Yaeshae's Story


“I always thought that I was not good enough.”

Pretty powerful feelings for an adult, let alone a teenage girl like Yaeshae, now a junior in high school. Feeling alone and looking for guidance after her mother’s passing, at 14 Yaeshae turned to PEARLS for Teen Girls as a safe haven.

Girls join PEARLS from all walks of life, many facing neighborhoods rife with generational poverty, substance abuse, family instability and crime. But with PEARLS they have a space to call their own, to open up and share a bond they build with their PEARLS sisters.

“I challenged myself on accepting the fact that my mother was gone and I basically had to grow ‘alone’. I chose to do things that made her proud.”

Your gift to PEARLS supports Yaeshae and thousands of other PEARLS girls’ personal growth through our programming offering them safety, security and support.

Now living with her sister, Yaeshae has continued attending PEARLS groups and is one of our teen facilitators. Every week, Yaeshae and her PEARLS sisters discuss healthy relationships, build their conflict resolution skills, and gain confidence by setting and achieving their goals. They follow our signature PEARLS Leadership Compass Curriculum, are active in our College and Career Readiness program, and connect with PEARLS alumnae as well as successful, women leaders.

“Coming to PEARLS has helped me become a better me. I see myself achieving my goals and having a better future. It gave me a different outlook on everything and made me more open minded about different situations.”

We are on track to serve an unprecedented 1,660 girls in 2015. As PEARLS’ first Program Coordinator and first Director of Program Services, I am thrilled to take PEARLS to the next level as Executive Director. I strive to make sure every PEARLS girl has the opportunity to see her potential and build inner confidence.

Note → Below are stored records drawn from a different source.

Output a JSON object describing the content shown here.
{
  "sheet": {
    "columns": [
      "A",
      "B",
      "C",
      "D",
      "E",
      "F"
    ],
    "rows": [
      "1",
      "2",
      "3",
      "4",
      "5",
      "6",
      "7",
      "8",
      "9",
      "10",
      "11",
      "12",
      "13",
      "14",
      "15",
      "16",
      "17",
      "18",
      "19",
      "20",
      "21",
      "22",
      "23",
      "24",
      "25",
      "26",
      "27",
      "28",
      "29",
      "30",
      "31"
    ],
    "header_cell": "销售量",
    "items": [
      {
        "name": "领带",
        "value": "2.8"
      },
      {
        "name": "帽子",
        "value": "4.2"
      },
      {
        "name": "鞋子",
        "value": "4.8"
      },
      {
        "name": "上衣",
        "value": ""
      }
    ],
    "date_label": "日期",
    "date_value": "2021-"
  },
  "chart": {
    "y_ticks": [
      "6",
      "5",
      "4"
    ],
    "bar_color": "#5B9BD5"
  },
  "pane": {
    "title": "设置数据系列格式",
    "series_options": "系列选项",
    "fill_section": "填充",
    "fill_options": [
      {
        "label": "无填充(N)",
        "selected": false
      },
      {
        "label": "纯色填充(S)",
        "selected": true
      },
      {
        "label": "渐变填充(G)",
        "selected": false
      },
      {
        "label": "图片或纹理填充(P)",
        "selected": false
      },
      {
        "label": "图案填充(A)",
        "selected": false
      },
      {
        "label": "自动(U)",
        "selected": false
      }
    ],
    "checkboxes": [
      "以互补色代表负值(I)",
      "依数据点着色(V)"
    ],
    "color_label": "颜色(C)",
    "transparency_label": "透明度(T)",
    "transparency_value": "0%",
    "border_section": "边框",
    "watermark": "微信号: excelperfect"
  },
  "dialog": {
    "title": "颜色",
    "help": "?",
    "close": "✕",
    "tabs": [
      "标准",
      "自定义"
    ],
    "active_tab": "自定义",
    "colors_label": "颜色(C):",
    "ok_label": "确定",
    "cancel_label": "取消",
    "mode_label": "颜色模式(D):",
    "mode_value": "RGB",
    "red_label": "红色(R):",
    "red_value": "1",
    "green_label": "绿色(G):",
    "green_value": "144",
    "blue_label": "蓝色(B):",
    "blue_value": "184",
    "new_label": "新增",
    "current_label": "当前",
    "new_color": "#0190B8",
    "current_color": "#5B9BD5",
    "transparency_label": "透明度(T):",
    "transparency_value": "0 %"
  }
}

Will you support girls’ self-development and strengthen our community through an investment in PEARLS girls this year?

My sincere thanks for considering an investment in girls.


Gerry Howze, Executive Director